- Task item:
Check every line below for the word "color" and show those that hold it.

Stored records

════════════════════

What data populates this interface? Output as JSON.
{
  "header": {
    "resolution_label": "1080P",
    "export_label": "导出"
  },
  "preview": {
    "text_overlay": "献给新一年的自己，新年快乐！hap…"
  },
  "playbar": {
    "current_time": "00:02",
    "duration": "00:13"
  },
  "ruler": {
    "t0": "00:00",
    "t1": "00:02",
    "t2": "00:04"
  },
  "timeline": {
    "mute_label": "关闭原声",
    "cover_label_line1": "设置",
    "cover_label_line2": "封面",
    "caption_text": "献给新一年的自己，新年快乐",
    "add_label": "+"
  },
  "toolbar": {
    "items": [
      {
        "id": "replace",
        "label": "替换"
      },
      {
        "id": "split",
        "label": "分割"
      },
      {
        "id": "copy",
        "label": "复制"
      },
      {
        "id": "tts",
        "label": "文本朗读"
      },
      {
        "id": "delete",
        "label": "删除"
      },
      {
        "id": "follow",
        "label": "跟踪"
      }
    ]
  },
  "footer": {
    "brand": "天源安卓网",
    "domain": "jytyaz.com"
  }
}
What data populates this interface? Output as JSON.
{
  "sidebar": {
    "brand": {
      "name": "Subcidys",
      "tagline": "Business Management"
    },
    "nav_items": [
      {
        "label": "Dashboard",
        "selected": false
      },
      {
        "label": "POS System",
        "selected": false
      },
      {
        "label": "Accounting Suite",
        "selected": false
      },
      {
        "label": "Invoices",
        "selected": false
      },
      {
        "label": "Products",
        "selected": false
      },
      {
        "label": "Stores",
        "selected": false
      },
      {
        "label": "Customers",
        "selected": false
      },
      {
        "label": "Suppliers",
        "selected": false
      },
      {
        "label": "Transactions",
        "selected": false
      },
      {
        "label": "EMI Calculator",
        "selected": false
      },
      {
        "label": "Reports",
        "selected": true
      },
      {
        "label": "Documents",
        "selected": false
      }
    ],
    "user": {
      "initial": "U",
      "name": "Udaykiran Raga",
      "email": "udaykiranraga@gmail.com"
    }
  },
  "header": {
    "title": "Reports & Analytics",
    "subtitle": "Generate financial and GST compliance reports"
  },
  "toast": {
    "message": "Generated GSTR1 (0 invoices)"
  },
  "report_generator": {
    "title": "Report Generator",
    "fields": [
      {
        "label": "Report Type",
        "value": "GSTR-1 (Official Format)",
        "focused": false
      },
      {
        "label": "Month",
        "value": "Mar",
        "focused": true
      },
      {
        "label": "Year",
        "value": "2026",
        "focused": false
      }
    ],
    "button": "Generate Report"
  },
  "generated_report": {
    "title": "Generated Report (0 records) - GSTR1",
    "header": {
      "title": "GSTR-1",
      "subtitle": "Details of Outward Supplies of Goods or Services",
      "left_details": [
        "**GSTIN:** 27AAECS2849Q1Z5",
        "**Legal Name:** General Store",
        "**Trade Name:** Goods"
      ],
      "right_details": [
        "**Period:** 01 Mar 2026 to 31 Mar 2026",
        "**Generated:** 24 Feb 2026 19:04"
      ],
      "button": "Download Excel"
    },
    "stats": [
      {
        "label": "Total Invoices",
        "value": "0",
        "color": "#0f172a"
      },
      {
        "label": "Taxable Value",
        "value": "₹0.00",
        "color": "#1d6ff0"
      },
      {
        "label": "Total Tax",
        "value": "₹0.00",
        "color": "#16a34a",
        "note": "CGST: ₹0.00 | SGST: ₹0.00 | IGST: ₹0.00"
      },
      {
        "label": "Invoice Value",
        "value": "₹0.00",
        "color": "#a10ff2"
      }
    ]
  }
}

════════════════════

- Response to this exercise:
        "color": "#0f172a"
        "color": "#1d6ff0"
        "color": "#16a34a",
        "color": "#a10ff2"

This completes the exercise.